Thriving Tibetan Opera village represents culture-tourism boom
Published: Mar 15, 2023 01:10 AM
Illustration: Hang Dachuan/Global Times

Illustration: Hang Dachuan/Global Times

Recently, Tashi Choden village in Shannan, Southwest China's Xizang Autonomous Region, was listed among the second batch of national-level tourist communities in China. Known as the place where Tibetan Opera was born, Shannan has long enjoyed high recognition among tourists. 

The latest listing will surely add to its popularity and, as a result, boost the economic return for China's combination of protecting traditional culture and revitalizing the countryside.

Tashi Choden village enjoys a favorable location as it is only five kilometers from Khesum village, the first village to carry out Xizang's Democratic Reform in 1959, and Yumbulagang, a monastery built in the 2nd century BC, which makes it the first monastery in Tibetan history. 

With improved transportation, the village has developed into a tourist spot featuring traditional Yarlung Culture in Shannan, the birthplace of Tibetan culture. 

Tibetan Opera is a comprehensive art form, combining Tibetan myths, legends, folk songs, dance, narration and acrobatics as well as religious music. 

It was recognized as part of the first batch of national-level cultural heritage in China and also as a UNESCO intangible cultural heritage. 

Since Tibetan Opera was created by 14th-­century Tibetan Buddhism master Thangtong Gyalpo in ­Shannan, this has earned Tashi Choden the name of the "first Tibetan Opera village."

Boasting a history of 600 years, the Tashi Shiba School of Tibetan Opera is the oldest school of its kind. 

Actors wear yellow masks with white beard (different from the blue masks in other schools), and the operas are generally composed of three parts: the prelude, or Don in the Tibetan language; the formal play or Shu; and the conclusion or Tashi. 

Since the fifth Dalai Lama (1617-82), the Tashi Shiba School of Tibetan Opera gradually grew prominent at festivals and events such as the Tibetan New Year, the Lhasa Shoton Festival, the Wangguo Festival, the Zangnan Cultural Heritage Day, the Yarlung Cultural Festival, and the Yarlung Commodities Trade and Cultural Exchanges Fair.

In recent years, Tashi Choden village has been engaged in promoting the Tibetan Opera, known as "the ­living fossil" of Tibetan culture, through ­revitalizing the rural area. 

In contrast to Western media reports of "cultural genocide," this Tibetan village is a shining example of what really happens in the region, as it has done a good job in preserving time-honored, characteristic Tibetan Opera through tourism and rural revitalization.

With such cultural advantages, Tashi Choden village has made great efforts to improve tourism.
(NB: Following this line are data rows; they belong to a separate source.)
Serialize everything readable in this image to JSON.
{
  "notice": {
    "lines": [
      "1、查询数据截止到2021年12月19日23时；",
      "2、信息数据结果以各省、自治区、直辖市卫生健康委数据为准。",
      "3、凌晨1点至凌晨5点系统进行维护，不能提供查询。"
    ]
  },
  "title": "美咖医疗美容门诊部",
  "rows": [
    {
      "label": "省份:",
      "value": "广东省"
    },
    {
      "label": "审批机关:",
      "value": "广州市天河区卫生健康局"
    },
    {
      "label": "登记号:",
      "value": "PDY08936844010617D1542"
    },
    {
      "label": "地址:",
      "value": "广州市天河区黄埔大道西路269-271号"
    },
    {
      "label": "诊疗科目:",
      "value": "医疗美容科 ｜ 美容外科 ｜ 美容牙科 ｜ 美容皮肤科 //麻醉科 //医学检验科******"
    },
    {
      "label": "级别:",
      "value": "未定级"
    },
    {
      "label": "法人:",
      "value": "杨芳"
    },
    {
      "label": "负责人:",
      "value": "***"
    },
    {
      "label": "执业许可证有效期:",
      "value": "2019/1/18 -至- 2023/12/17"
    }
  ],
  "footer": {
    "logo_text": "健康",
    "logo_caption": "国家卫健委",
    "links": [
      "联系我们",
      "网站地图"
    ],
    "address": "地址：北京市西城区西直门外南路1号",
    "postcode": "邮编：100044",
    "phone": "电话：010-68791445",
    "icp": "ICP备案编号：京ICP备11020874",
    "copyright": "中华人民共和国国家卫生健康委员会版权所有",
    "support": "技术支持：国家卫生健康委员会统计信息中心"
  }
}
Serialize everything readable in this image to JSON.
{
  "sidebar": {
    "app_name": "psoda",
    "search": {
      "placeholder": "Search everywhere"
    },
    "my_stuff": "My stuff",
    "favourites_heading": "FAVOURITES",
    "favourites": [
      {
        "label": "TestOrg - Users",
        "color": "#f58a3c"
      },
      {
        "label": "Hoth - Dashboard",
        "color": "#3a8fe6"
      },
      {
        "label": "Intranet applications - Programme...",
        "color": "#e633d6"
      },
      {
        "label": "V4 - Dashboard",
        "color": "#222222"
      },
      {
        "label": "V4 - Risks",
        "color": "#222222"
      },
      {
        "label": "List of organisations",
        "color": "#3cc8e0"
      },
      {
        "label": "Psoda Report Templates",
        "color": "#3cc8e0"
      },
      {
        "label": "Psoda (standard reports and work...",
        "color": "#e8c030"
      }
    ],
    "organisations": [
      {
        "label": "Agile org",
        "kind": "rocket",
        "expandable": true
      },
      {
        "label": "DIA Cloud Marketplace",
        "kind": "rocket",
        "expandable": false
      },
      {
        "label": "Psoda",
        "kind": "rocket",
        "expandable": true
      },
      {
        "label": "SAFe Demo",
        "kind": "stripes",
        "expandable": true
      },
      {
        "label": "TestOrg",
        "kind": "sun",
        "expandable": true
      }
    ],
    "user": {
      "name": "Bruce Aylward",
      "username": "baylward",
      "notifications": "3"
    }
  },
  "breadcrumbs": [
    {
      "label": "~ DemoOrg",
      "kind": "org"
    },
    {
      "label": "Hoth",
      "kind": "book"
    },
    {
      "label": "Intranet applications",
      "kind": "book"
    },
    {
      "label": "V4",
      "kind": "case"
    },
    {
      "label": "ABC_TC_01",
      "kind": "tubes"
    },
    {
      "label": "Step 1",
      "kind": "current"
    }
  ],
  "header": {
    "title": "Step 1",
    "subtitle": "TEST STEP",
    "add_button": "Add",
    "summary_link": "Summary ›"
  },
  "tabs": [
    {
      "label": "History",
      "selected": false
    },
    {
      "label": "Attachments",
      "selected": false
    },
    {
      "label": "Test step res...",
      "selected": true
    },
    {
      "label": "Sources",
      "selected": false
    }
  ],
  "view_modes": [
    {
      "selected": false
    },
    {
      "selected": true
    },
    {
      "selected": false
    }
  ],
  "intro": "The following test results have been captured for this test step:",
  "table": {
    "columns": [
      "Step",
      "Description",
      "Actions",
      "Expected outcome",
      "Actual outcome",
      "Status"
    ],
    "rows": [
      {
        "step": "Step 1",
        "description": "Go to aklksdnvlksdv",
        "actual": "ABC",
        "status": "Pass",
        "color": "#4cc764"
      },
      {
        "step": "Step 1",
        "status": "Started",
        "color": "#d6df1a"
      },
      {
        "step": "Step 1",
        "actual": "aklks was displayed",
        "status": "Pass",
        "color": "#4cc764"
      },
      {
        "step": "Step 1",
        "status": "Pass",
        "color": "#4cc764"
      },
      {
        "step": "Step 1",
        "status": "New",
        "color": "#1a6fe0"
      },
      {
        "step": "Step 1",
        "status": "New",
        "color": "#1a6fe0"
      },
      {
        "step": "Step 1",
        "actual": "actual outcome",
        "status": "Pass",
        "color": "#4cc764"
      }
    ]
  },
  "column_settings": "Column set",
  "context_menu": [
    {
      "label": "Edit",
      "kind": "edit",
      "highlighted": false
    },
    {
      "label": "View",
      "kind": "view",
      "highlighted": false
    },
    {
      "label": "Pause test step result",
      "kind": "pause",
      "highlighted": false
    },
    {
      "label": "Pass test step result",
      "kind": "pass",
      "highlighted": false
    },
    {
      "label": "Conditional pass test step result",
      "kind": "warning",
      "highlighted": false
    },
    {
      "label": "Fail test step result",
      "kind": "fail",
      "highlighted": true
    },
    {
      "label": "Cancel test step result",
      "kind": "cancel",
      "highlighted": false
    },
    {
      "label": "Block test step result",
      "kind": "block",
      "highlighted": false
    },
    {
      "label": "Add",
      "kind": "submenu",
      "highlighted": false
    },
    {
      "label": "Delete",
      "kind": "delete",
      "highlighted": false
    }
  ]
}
It has invested more than 50 million yuan ($7.27 million) in various renovation projects, including building traditional home inns, repairing roads and cleaning up local rivers and canals to create an appealing environment for tourists. 

A large-scale Tibetan training school was set up in the village cultural square to introduce the Tashi Shiba School of Tibetan Opera to tourists and allow them to experience the unique charm of this ancient art. 
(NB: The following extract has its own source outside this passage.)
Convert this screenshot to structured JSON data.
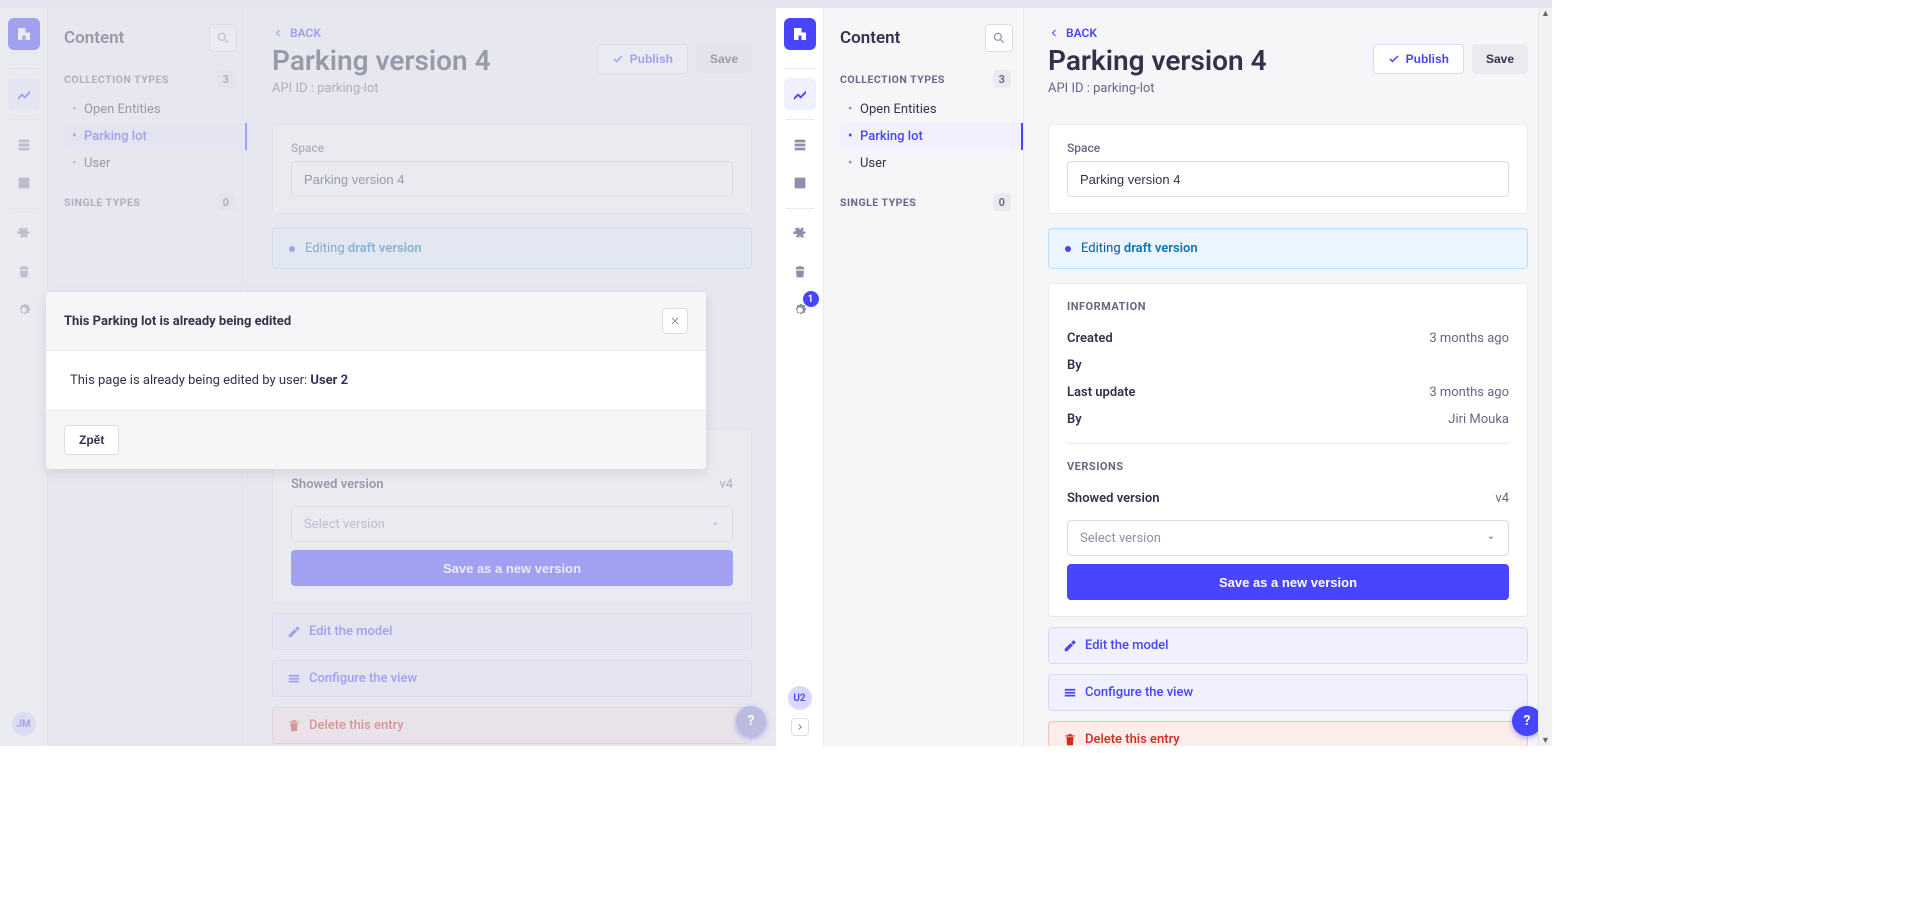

Efforts have also been made to add to the number of Tibetan Opera plays and improve the quality of performances.

In addition, the village has also cooperated with some professional tourist companies to attract more firms and brands to enter the village. It has launched several tourism promotion campaigns in Lhasa and other Chinese cities like Wuhan and Hefei.

Over the years, the village has earned big from tourism, attracting villagers to return to the village from working in the cities. It has become a national key model village for rural tourism, drawing more and more tourists from across the ­country to visit.